At least he didn’t come across like someone who is looking for a fight.  And he came across as so globally socially non-normal, that while I left there saying over and over to my husband “my GOD!  I mean, just….my GOD!”, I did not take it personally.

Primary care:  “Did he have anything to say about the migraine meds?” “Oh yeah.  He could talk to me just fine then, when he was delivering what was basically a lecture after he took my history. He even was able to call up his ‘smile subroutine’ at that point.”

So, Zomig for abortive med, he wanted to do verapamil for prophylaxis but that has bowel implications and my primary care was like “no!”  and he wants me to switch back to amitriptyline from nortriptyline.  I was to ask the GI doc about that, but she was like “hi/bye” during our phone check in this week.
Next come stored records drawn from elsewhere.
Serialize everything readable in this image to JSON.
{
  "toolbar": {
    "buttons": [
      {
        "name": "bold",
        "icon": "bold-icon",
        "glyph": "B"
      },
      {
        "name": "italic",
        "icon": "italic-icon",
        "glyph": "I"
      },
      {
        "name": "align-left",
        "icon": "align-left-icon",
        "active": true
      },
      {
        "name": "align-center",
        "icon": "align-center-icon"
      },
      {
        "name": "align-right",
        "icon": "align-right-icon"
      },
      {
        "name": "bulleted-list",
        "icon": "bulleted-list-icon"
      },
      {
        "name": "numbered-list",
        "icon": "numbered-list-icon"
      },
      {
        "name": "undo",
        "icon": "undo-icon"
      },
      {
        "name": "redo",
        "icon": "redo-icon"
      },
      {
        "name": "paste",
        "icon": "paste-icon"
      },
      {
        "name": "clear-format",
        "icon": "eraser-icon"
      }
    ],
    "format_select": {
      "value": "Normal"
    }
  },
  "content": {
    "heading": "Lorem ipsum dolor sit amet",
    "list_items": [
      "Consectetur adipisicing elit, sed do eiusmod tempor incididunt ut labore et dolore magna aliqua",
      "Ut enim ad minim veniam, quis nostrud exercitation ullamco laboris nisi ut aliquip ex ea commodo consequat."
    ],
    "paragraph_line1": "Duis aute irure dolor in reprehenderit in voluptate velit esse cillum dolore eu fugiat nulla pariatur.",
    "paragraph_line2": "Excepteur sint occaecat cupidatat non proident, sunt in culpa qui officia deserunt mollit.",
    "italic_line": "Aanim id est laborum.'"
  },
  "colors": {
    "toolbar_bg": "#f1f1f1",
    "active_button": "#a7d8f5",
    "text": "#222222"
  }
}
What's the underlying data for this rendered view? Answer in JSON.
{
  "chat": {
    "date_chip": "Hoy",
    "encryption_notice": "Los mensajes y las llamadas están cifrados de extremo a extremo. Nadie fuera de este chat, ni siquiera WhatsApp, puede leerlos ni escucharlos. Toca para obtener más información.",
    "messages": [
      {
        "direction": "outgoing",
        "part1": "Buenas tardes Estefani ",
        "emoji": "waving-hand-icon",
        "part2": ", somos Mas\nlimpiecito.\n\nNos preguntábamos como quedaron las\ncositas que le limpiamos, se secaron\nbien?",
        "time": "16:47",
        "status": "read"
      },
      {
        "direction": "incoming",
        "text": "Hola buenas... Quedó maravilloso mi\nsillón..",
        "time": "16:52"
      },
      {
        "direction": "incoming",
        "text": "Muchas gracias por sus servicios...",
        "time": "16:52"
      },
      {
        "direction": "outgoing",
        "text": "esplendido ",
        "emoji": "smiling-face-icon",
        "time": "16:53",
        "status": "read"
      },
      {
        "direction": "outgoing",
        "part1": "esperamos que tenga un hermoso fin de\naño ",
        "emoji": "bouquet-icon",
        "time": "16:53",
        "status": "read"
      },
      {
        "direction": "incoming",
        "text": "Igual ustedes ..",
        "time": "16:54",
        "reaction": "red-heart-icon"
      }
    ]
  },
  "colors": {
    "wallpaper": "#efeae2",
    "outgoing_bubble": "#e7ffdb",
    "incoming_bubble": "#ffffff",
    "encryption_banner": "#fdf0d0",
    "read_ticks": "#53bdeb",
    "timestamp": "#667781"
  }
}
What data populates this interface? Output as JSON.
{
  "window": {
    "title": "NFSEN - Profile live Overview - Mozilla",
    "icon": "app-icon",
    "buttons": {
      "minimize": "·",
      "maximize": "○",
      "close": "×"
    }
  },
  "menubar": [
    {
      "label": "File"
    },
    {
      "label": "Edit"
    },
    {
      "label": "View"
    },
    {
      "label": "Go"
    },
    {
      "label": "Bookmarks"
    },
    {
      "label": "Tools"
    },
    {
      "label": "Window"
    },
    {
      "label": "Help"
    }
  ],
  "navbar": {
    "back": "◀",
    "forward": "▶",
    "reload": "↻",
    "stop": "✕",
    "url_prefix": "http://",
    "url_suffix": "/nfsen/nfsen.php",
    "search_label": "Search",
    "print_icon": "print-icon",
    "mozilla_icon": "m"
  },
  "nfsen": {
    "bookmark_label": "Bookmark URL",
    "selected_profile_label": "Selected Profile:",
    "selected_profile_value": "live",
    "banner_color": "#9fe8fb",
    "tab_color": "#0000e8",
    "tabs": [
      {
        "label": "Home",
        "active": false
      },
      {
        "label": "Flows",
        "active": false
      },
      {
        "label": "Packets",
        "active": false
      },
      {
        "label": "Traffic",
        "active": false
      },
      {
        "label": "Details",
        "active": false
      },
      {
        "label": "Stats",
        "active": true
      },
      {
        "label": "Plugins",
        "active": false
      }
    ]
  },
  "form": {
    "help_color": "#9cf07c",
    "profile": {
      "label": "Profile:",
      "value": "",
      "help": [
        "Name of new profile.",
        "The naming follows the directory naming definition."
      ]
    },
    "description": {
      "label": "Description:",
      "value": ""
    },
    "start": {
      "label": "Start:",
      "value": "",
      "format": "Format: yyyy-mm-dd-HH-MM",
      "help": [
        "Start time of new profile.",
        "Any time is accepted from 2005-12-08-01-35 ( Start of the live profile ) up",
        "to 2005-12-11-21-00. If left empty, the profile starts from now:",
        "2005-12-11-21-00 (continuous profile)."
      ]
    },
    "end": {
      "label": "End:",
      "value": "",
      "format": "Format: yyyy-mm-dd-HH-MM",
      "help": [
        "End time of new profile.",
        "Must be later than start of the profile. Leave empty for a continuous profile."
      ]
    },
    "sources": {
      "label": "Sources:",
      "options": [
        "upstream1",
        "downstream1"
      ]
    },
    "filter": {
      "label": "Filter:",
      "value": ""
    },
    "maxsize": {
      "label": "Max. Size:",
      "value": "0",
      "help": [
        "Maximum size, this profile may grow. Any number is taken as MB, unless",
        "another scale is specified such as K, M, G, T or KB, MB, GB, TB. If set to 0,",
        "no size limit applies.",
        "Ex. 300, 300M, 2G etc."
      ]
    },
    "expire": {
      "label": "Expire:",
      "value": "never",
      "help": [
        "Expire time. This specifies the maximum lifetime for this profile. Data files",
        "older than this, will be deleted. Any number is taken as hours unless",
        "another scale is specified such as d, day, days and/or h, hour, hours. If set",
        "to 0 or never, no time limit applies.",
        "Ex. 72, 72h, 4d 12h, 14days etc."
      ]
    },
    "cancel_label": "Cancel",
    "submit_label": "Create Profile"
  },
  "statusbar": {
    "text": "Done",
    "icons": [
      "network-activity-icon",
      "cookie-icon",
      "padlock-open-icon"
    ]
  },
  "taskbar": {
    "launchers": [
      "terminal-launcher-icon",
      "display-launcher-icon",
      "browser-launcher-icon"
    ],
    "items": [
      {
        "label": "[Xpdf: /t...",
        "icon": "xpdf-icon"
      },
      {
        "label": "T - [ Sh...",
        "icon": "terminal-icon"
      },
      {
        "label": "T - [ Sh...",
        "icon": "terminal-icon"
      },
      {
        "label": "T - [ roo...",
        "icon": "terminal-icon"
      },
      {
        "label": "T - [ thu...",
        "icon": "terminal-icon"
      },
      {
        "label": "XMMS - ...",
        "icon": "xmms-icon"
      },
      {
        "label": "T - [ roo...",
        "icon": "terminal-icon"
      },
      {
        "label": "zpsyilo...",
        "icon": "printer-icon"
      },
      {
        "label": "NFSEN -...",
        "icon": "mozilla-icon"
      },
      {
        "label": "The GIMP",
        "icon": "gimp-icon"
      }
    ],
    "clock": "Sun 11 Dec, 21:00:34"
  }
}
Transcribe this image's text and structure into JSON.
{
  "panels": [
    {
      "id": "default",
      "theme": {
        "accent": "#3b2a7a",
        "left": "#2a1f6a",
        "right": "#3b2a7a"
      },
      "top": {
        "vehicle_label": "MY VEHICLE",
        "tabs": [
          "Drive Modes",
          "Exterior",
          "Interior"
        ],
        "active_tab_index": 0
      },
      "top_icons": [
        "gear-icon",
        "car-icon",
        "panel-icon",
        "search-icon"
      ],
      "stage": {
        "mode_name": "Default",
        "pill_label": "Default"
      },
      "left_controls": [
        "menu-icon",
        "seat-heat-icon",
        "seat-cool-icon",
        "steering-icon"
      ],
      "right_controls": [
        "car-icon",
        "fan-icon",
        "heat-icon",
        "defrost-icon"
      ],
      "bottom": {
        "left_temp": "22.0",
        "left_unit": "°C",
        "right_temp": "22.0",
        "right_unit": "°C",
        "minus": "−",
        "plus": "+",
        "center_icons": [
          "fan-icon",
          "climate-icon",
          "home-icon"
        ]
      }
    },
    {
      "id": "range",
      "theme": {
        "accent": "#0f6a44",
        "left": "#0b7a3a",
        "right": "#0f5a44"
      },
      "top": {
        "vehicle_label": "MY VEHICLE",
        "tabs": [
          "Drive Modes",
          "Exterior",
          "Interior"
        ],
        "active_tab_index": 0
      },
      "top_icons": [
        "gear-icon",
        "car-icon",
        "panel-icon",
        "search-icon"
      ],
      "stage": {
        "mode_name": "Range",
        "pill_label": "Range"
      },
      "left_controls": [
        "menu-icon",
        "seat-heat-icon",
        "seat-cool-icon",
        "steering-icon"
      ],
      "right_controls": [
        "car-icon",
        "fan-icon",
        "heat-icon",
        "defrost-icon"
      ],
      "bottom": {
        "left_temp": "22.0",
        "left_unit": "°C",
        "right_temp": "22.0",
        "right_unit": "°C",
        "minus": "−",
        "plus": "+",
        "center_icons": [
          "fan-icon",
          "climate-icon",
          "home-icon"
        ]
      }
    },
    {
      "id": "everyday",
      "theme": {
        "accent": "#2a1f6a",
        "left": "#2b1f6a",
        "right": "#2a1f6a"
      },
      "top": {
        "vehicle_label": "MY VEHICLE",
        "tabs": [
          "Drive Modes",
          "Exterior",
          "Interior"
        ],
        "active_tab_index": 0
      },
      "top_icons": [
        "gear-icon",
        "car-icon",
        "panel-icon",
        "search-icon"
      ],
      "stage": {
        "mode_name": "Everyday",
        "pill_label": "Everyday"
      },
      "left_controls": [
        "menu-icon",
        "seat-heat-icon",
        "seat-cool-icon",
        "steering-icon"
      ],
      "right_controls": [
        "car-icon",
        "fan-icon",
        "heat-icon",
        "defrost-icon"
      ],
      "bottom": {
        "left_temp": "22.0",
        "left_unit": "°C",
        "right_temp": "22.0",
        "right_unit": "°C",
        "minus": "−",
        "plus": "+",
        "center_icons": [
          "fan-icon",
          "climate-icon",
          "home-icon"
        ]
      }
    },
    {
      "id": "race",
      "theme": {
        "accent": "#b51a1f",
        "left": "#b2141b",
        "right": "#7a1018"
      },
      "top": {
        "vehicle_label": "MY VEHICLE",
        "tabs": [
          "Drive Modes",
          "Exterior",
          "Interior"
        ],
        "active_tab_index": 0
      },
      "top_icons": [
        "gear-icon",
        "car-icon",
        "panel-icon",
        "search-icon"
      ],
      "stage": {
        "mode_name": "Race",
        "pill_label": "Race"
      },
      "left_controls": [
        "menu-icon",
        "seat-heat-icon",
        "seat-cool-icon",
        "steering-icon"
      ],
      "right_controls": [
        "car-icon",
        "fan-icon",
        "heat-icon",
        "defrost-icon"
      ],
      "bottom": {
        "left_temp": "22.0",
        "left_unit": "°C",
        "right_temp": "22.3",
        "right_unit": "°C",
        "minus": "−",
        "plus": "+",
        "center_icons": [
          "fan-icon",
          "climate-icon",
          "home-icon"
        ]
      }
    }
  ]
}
Primary care is at the end of his rope here.  “Is there anyone you can see who knows about this shit?  I’ll take directions, I really will.”  Since I am showing a good number more and more severe autonomic dysfunction symptoms, primary care is sending me to the Best Itty-B.A.T.H. (i.e. “BI-BATH”) in Big Northeastern City.  BI-BATH is not in the mega-hospital network up here, but it is affiliated with Ye Olde Ivy League University Across the River and they have a “Center for Autonomic and Peripheral Nerve Disorders”.  I think it’s just one neurologist and a handful of post-docs, med students, and RAs, but hey whatever.  I’ll take it.  They did my tilt table test in 2010.  Primary care really wants me to go to Baltimore too, for the EDS.  “Ok but what is that going to do, I mean, I’m not saying no but if it’s just ‘yep, you have EDS’ (again), then what?  Do these people actually talk to each other, talk to you?”